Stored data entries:
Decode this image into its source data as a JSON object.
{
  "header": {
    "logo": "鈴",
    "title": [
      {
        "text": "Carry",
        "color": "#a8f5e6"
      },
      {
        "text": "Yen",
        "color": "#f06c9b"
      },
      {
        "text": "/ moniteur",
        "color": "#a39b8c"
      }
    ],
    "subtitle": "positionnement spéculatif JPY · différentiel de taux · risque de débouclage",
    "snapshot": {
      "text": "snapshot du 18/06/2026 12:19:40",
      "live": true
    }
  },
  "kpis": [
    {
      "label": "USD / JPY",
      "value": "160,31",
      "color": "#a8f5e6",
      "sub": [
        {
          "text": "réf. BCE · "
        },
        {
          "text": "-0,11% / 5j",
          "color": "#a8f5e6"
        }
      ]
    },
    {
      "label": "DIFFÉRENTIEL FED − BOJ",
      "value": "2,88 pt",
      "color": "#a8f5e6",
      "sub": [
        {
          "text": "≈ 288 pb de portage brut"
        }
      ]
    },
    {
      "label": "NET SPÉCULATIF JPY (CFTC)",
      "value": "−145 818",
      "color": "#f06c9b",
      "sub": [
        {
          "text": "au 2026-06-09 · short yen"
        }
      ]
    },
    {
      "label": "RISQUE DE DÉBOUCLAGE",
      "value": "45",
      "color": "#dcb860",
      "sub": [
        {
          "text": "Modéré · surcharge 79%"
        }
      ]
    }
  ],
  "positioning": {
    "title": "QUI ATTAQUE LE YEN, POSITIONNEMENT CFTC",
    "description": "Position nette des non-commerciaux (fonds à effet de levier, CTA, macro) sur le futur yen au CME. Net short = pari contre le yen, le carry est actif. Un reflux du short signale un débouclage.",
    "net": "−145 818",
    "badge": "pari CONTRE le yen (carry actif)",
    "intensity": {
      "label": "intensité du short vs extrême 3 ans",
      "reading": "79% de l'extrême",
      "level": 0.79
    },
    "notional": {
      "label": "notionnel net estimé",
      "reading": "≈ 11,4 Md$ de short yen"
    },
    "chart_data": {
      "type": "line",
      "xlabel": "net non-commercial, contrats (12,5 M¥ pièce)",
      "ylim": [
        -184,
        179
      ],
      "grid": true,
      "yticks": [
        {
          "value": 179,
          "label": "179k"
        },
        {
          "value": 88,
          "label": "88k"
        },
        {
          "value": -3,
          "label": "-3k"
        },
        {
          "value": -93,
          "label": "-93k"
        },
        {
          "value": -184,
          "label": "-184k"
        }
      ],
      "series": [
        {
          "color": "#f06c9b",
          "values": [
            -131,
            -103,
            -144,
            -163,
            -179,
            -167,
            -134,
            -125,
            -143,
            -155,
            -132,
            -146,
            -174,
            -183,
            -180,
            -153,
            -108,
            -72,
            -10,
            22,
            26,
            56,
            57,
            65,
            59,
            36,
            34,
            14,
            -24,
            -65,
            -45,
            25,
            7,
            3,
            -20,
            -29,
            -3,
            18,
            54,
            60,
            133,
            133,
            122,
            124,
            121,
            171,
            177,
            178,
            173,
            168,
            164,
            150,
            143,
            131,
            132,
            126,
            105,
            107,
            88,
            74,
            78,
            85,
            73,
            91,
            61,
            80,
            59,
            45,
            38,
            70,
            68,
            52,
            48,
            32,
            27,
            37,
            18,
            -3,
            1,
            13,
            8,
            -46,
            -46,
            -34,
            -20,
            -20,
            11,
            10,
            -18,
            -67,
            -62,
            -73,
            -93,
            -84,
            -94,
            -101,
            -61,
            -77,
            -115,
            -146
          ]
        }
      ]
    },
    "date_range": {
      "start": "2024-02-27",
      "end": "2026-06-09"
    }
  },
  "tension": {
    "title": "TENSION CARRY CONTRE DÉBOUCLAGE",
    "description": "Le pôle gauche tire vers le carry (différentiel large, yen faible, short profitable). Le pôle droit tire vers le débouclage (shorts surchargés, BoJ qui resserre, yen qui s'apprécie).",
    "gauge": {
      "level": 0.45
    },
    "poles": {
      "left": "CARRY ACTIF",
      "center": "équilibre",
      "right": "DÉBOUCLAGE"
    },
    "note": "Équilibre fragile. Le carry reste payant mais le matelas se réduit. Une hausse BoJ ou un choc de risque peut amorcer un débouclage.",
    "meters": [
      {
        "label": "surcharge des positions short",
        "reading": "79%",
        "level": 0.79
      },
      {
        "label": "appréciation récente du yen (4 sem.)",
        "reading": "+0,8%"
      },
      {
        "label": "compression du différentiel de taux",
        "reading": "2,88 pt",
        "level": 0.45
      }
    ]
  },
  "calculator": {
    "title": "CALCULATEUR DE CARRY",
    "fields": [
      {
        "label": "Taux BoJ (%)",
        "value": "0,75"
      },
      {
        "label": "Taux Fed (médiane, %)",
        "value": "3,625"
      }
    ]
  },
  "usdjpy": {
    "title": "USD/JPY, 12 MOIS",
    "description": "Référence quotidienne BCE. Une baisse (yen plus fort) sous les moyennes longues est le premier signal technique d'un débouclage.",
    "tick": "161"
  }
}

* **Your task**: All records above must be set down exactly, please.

* **Solved exercise**:
Decode this image into its source data as a JSON object.
{
  "header": {
    "logo": "鈴",
    "title": [
      {
        "text": "Carry",
        "color": "#a8f5e6"
      },
      {
        "text": "Yen",
        "color": "#f06c9b"
      },
      {
        "text": "/ moniteur",
        "color": "#a39b8c"
      }
    ],
    "subtitle": "positionnement spéculatif JPY · différentiel de taux · risque de débouclage",
    "snapshot": {
      "text": "snapshot du 18/06/2026 12:19:40",
      "live": true
    }
  },
  "kpis": [
    {
      "label": "USD / JPY",
      "value": "160,31",
      "color": "#a8f5e6",
      "sub": [
        {
          "text": "réf. BCE · "
        },
        {
          "text": "-0,11% / 5j",
          "color": "#a8f5e6"
        }
      ]
    },
    {
      "label": "DIFFÉRENTIEL FED − BOJ",
      "value": "2,88 pt",
      "color": "#a8f5e6",
      "sub": [
        {
          "text": "≈ 288 pb de portage brut"
        }
      ]
    },
    {
      "label": "NET SPÉCULATIF JPY (CFTC)",
      "value": "−145 818",
      "color": "#f06c9b",
      "sub": [
        {
          "text": "au 2026-06-09 · short yen"
        }
      ]
    },
    {
      "label": "RISQUE DE DÉBOUCLAGE",
      "value": "45",
      "color": "#dcb860",
      "sub": [
        {
          "text": "Modéré · surcharge 79%"
        }
      ]
    }
  ],
  "positioning": {
    "title": "QUI ATTAQUE LE YEN, POSITIONNEMENT CFTC",
    "description": "Position nette des non-commerciaux (fonds à effet de levier, CTA, macro) sur le futur yen au CME. Net short = pari contre le yen, le carry est actif. Un reflux du short signale un débouclage.",
    "net": "−145 818",
    "badge": "pari CONTRE le yen (carry actif)",
    "intensity": {
      "label": "intensité du short vs extrême 3 ans",
      "reading": "79% de l'extrême",
      "level": 0.79
    },
    "notional": {
      "label": "notionnel net estimé",
      "reading": "≈ 11,4 Md$ de short yen"
    },
    "chart_data": {
      "type": "line",
      "xlabel": "net non-commercial, contrats (12,5 M¥ pièce)",
      "ylim": [
        -184,
        179
      ],
      "grid": true,
      "yticks": [
        {
          "value": 179,
          "label": "179k"
        },
        {
          "value": 88,
          "label": "88k"
        },
        {
          "value": -3,
          "label": "-3k"
        },
        {
          "value": -93,
          "label": "-93k"
        },
        {
          "value": -184,
          "label": "-184k"
        }
      ],
      "series": [
        {
          "color": "#f06c9b",
          "values": [
            -131,
            -103,
            -144,
            -163,
            -179,
            -167,
            -134,
            -125,
            -143,
            -155,
            -132,
            -146,
            -174,
            -183,
            -180,
            -153,
            -108,
            -72,
            -10,
            22,
            26,
            56,
            57,
            65,
            59,
            36,
            34,
            14,
            -24,
            -65,
            -45,
            25,
            7,
            3,
            -20,
            -29,
            -3,
            18,
            54,
            60,
            133,
            133,
            122,
            124,
            121,
            171,
            177,
            178,
            173,
            168,
            164,
            150,
            143,
            131,
            132,
            126,
            105,
            107,
            88,
            74,
            78,
            85,
            73,
            91,
            61,
            80,
            59,
            45,
            38,
            70,
            68,
            52,
            48,
            32,
            27,
            37,
            18,
            -3,
            1,
            13,
            8,
            -46,
            -46,
            -34,
            -20,
            -20,
            11,
            10,
            -18,
            -67,
            -62,
            -73,
            -93,
            -84,
            -94,
            -101,
            -61,
            -77,
            -115,
            -146
          ]
        }
      ]
    },
    "date_range": {
      "start": "2024-02-27",
      "end": "2026-06-09"
    }
  },
  "tension": {
    "title": "TENSION CARRY CONTRE DÉBOUCLAGE",
    "description": "Le pôle gauche tire vers le carry (différentiel large, yen faible, short profitable). Le pôle droit tire vers le débouclage (shorts surchargés, BoJ qui resserre, yen qui s'apprécie).",
    "gauge": {
      "level": 0.45
    },
    "poles": {
      "left": "CARRY ACTIF",
      "center": "équilibre",
      "right": "DÉBOUCLAGE"
    },
    "note": "Équilibre fragile. Le carry reste payant mais le matelas se réduit. Une hausse BoJ ou un choc de risque peut amorcer un débouclage.",
    "meters": [
      {
        "label": "surcharge des positions short",
        "reading": "79%",
        "level": 0.79
      },
      {
        "label": "appréciation récente du yen (4 sem.)",
        "reading": "+0,8%"
      },
      {
        "label": "compression du différentiel de taux",
        "reading": "2,88 pt",
        "level": 0.45
      }
    ]
  },
  "calculator": {
    "title": "CALCULATEUR DE CARRY",
    "fields": [
      {
        "label": "Taux BoJ (%)",
        "value": "0,75"
      },
      {
        "label": "Taux Fed (médiane, %)",
        "value": "3,625"
      }
    ]
  },
  "usdjpy": {
    "title": "USD/JPY, 12 MOIS",
    "description": "Référence quotidienne BCE. Une baisse (yen plus fort) sous les moyennes longues est le premier signal technique d'un débouclage.",
    "tick": "161"
  }
}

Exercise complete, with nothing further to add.